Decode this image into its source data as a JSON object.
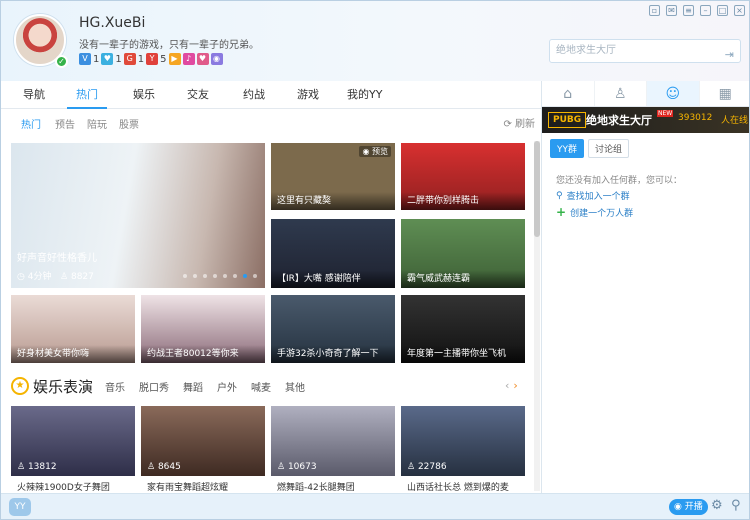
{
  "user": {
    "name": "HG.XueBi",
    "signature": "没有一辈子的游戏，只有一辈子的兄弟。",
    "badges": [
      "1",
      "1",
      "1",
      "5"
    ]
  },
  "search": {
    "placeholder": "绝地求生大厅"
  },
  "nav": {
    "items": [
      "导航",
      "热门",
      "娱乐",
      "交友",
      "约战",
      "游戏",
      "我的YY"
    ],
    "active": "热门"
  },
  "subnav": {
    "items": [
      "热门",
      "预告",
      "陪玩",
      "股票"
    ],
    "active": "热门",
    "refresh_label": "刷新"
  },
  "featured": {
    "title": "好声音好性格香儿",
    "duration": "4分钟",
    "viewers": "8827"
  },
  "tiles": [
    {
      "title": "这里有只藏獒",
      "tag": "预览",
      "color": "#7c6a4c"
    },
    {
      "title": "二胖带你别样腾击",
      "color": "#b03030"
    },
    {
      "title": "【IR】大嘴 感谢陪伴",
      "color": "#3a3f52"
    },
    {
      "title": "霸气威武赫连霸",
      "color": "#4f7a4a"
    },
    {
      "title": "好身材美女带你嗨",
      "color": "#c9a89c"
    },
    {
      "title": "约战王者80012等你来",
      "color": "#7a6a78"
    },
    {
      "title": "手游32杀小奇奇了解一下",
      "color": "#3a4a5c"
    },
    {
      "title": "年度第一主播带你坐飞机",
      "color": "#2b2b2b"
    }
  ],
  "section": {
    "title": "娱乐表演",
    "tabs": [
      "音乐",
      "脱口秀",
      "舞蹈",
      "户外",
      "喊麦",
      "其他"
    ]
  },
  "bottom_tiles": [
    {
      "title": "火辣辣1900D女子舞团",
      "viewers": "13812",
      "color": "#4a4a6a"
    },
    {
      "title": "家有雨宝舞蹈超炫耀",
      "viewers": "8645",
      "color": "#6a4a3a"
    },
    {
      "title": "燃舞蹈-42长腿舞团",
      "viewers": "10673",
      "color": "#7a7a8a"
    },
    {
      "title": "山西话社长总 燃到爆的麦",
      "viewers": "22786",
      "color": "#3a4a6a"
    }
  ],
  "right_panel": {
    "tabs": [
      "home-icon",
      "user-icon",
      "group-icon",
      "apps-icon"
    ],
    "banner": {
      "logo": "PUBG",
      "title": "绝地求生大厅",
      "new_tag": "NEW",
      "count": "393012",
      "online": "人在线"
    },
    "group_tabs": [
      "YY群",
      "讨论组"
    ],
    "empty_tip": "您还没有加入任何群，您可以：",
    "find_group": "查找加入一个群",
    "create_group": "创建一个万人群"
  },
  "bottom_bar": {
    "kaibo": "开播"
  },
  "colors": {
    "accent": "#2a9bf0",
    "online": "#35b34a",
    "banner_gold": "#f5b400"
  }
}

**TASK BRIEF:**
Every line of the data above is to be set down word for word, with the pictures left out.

**TASK RESPONSE:**
Decode this image into its source data as a JSON object.
{
  "user": {
    "name": "HG.XueBi",
    "signature": "没有一辈子的游戏，只有一辈子的兄弟。",
    "badges": [
      "1",
      "1",
      "1",
      "5"
    ]
  },
  "search": {
    "placeholder": "绝地求生大厅"
  },
  "nav": {
    "items": [
      "导航",
      "热门",
      "娱乐",
      "交友",
      "约战",
      "游戏",
      "我的YY"
    ],
    "active": "热门"
  },
  "subnav": {
    "items": [
      "热门",
      "预告",
      "陪玩",
      "股票"
    ],
    "active": "热门",
    "refresh_label": "刷新"
  },
  "featured": {
    "title": "好声音好性格香儿",
    "duration": "4分钟",
    "viewers": "8827"
  },
  "tiles": [
    {
      "title": "这里有只藏獒",
      "tag": "预览",
      "color": "#7c6a4c"
    },
    {
      "title": "二胖带你别样腾击",
      "color": "#b03030"
    },
    {
      "title": "【IR】大嘴 感谢陪伴",
      "color": "#3a3f52"
    },
    {
      "title": "霸气威武赫连霸",
      "color": "#4f7a4a"
    },
    {
      "title": "好身材美女带你嗨",
      "color": "#c9a89c"
    },
    {
      "title": "约战王者80012等你来",
      "color": "#7a6a78"
    },
    {
      "title": "手游32杀小奇奇了解一下",
      "color": "#3a4a5c"
    },
    {
      "title": "年度第一主播带你坐飞机",
      "color": "#2b2b2b"
    }
  ],
  "section": {
    "title": "娱乐表演",
    "tabs": [
      "音乐",
      "脱口秀",
      "舞蹈",
      "户外",
      "喊麦",
      "其他"
    ]
  },
  "bottom_tiles": [
    {
      "title": "火辣辣1900D女子舞团",
      "viewers": "13812",
      "color": "#4a4a6a"
    },
    {
      "title": "家有雨宝舞蹈超炫耀",
      "viewers": "8645",
      "color": "#6a4a3a"
    },
    {
      "title": "燃舞蹈-42长腿舞团",
      "viewers": "10673",
      "color": "#7a7a8a"
    },
    {
      "title": "山西话社长总 燃到爆的麦",
      "viewers": "22786",
      "color": "#3a4a6a"
    }
  ],
  "right_panel": {
    "tabs": [
      "home-icon",
      "user-icon",
      "group-icon",
      "apps-icon"
    ],
    "banner": {
      "logo": "PUBG",
      "title": "绝地求生大厅",
      "new_tag": "NEW",
      "count": "393012",
      "online": "人在线"
    },
    "group_tabs": [
      "YY群",
      "讨论组"
    ],
    "empty_tip": "您还没有加入任何群，您可以：",
    "find_group": "查找加入一个群",
    "create_group": "创建一个万人群"
  },
  "bottom_bar": {
    "kaibo": "开播"
  },
  "colors": {
    "accent": "#2a9bf0",
    "online": "#35b34a",
    "banner_gold": "#f5b400"
  }
}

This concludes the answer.